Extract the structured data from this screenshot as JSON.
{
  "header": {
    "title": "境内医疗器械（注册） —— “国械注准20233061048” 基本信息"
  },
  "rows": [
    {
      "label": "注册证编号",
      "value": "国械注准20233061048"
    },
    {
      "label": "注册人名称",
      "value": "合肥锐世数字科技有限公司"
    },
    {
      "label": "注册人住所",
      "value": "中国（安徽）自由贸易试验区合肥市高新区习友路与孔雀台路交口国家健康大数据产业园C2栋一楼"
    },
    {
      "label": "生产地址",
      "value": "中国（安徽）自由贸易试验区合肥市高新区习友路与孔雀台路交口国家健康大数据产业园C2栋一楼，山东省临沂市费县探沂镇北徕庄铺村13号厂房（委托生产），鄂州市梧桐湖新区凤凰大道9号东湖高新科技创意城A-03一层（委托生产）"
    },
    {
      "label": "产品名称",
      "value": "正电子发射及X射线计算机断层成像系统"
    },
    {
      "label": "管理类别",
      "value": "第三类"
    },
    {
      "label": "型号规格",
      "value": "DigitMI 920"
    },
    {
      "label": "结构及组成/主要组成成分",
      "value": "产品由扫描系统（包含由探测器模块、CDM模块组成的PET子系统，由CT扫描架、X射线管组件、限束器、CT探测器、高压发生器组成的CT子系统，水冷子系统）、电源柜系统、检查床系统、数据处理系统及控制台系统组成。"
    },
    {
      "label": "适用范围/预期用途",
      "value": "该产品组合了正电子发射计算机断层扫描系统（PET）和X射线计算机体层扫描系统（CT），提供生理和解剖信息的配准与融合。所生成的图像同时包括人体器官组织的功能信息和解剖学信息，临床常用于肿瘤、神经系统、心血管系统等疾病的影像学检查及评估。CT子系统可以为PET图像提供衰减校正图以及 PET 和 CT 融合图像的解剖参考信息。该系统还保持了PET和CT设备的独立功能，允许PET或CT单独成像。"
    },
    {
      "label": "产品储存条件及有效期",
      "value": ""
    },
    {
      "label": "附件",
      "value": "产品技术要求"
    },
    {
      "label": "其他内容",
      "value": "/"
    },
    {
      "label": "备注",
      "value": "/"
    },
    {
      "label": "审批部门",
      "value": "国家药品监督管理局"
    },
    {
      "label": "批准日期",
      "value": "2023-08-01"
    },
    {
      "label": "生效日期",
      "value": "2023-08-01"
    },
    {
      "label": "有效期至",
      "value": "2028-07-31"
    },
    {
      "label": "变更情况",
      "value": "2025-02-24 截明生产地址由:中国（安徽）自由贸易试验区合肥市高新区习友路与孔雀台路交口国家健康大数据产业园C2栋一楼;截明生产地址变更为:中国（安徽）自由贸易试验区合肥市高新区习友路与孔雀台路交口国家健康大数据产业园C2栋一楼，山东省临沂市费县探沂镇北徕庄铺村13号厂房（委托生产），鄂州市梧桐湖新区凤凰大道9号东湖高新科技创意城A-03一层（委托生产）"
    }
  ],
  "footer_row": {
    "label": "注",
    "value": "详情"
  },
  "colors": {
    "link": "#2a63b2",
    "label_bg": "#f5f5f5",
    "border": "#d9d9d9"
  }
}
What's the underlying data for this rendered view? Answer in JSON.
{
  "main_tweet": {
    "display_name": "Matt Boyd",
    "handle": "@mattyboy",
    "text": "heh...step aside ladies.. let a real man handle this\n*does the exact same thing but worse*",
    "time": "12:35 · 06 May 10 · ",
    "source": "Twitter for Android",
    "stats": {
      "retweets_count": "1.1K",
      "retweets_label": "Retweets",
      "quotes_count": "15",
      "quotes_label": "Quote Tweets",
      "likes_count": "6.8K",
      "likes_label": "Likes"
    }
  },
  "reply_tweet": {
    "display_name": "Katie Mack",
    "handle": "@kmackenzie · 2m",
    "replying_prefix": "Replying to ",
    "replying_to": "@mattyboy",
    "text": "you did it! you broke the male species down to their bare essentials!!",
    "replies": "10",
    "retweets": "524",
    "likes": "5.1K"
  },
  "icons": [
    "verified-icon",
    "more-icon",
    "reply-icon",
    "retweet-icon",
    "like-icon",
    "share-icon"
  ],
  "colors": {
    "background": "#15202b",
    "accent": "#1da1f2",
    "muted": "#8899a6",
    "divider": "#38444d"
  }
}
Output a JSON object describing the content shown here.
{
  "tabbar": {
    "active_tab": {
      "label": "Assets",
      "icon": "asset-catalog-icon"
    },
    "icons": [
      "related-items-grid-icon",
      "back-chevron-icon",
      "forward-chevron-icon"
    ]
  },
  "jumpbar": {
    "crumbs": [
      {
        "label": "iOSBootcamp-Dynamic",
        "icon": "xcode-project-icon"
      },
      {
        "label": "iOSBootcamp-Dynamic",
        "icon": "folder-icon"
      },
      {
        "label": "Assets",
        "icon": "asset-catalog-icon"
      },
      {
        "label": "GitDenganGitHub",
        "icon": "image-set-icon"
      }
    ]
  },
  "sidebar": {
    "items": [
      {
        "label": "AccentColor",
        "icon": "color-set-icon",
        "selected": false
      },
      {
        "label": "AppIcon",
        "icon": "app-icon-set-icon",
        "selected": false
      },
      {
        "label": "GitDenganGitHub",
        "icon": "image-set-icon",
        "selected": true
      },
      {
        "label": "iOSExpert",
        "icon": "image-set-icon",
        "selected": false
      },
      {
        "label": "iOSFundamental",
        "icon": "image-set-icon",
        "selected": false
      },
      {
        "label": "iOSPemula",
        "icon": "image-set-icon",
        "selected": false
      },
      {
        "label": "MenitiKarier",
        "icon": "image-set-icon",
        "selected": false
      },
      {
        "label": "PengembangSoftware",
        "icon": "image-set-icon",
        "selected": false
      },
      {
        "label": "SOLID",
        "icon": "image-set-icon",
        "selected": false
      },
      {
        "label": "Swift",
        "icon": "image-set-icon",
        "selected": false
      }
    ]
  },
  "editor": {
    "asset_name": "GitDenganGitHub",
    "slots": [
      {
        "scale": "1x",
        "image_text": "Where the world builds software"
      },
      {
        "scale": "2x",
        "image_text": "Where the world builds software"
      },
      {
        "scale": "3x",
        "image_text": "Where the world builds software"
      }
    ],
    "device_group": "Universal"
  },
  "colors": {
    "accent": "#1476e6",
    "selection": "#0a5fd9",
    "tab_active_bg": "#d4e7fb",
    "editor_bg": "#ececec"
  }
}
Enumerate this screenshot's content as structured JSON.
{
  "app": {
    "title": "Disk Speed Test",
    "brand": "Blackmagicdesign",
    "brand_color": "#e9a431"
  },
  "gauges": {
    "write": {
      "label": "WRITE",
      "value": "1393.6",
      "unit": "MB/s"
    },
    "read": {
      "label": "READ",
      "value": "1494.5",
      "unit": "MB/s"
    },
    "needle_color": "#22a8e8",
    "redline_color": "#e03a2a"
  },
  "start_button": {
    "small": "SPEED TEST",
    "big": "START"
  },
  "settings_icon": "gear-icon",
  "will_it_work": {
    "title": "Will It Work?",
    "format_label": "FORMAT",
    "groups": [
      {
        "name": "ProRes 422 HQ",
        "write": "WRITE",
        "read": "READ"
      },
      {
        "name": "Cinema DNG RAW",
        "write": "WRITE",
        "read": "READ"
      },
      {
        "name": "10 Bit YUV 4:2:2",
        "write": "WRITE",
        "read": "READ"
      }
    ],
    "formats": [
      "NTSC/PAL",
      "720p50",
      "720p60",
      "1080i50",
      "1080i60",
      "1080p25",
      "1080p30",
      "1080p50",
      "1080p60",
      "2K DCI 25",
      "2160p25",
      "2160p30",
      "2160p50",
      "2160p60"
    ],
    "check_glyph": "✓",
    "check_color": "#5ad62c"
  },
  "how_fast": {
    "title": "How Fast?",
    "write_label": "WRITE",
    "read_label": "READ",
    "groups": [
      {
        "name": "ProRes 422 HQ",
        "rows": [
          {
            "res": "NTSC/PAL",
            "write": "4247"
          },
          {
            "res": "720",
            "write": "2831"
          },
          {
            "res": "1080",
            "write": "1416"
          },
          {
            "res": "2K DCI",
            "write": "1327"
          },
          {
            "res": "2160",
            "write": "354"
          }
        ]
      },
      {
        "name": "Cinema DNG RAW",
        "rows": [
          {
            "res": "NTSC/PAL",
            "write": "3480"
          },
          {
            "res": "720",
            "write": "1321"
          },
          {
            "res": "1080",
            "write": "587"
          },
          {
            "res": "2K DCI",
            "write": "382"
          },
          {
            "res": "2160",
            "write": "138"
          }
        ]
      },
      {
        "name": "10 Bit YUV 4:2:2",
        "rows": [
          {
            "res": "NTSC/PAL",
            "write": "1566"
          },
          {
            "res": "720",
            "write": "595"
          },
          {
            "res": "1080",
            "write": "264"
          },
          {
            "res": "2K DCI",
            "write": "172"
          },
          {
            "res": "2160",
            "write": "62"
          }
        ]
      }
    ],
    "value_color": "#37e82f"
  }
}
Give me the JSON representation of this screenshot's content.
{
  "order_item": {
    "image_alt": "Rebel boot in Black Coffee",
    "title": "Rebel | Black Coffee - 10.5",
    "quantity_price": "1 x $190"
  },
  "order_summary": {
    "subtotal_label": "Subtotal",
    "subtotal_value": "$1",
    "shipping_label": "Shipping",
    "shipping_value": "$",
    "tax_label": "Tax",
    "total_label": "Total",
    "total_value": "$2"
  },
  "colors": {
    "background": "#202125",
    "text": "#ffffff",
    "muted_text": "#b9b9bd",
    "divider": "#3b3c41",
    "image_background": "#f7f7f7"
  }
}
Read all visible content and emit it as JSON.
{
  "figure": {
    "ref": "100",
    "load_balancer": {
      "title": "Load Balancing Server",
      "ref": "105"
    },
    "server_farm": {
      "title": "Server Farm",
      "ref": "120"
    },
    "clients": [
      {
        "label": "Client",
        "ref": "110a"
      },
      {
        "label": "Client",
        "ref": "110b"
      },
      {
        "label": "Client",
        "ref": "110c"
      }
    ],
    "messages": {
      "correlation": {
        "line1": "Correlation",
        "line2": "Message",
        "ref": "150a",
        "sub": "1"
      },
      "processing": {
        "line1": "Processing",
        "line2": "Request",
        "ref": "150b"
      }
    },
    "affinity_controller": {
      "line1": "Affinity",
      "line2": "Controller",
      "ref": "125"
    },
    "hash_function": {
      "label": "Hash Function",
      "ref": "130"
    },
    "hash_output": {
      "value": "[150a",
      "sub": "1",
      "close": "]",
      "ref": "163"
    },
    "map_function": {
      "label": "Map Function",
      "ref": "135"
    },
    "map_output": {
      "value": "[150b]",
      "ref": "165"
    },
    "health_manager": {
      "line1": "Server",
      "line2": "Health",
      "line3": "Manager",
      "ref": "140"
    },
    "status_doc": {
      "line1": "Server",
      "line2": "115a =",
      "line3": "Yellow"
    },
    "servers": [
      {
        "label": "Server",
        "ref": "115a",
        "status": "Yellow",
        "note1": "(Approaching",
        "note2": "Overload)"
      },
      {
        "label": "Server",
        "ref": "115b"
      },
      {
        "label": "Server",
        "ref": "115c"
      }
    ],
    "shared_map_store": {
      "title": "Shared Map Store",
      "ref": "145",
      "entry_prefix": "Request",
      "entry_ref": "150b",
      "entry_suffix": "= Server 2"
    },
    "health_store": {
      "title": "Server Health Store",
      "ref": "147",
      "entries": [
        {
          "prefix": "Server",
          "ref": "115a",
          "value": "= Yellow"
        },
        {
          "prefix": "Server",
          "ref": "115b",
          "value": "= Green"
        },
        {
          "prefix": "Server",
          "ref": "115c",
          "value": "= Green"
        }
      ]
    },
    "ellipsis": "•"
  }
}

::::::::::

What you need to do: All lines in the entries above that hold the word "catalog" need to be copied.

Worked solution:
      "icon": "asset-catalog-icon"
        "icon": "asset-catalog-icon"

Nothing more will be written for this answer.